ICYMI: German Museum Worker Swaps Paintings With Fakes To Fund Lavish Lifestyle

In case you missed it: A German museum worker was convicted of stealing and selling paintings from Munich’s Deutsches Museum, turning the originals into forgeries.


A German museum worker was convicted of stealing paintings from his employers and turning them into forgeries to sell authentic paintings to fund his „luxurious lifestyle,” according to a district court in Munich.

The 30-year-old man, who cannot be named under German privacy law, was also convicted of stealing three other works of art from Munich’s Deutsches Museum, where he worked as a technical employee, according to a statement released by the court on September 25.

He sold the originals through the museum’s own auction house, which paid for an apartment, a Rolls-Royce and expensive watches.

During the two years the man worked at the Deutsches Museum from 2016 to 2018, he first stole Franz von Stuck’s 1891 „The Fairy Tale of the Frog King,” which he sold for €70,000. He told the auction house that the painting belonged to his grandparents.

Eduard von Kreutzner’s „Tasting the Wine” and Franz von Defrecker’s „Two Women Gathering Wood in the Mountains;” He also stole and sold; He failed to sell the final painting he stole, DeFrecker’s “Tirndle”.

The Deutsches Museum is not an art museum, which is the main reason why the paintings went so long without being missed.

Although the Munich Museum is a science and technology institution, its archives contain a large collection of donated art, making it particularly vulnerable to this type of theft.

The „clumsy” forgeries were finally discovered by an internal appraiser who was doing research and noticed that the paintings he saw in storage didn’t match the images of the works in the museum catalog.

READ  Today's NYT 'Connections' Notes and Answers for Monday, July 8

A Munich court gave the man a 21-month suspended sentence, but his remorse — his clean criminal record — helped him escape prison. He also ordered the museum to pay more than €60,000 in restitution for the stolen paintings.

„He said he acted without thinking,” the court report said. „He cannot explain his behavior today.”

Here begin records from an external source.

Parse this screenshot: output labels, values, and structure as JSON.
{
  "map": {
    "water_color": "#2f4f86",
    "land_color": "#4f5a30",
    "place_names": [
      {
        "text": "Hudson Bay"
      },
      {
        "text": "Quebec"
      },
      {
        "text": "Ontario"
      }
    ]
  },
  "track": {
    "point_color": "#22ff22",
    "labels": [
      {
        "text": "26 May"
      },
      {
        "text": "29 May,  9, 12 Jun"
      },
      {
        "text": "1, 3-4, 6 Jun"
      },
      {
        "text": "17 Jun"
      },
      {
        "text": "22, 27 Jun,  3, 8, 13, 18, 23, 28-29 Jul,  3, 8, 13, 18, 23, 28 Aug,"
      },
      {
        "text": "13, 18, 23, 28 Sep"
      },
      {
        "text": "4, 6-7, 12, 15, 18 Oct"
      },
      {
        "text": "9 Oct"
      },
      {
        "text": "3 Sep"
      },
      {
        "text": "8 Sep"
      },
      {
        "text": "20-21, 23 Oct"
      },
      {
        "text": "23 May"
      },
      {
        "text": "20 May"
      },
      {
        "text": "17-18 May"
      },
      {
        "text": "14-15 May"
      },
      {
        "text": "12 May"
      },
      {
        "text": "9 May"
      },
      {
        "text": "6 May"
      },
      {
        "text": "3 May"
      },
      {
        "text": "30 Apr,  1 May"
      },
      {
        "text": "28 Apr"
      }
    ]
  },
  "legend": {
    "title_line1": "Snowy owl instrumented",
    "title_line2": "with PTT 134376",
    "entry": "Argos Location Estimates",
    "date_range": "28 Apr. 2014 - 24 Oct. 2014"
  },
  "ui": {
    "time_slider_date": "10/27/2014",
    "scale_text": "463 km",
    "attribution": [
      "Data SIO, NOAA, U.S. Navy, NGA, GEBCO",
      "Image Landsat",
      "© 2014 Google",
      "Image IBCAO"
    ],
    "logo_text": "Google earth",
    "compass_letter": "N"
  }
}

Additional resources • ArtNet, ArtForum

Dodaj komentarz

Twój adres e-mail nie zostanie opublikowany. Wymagane pola są oznaczone *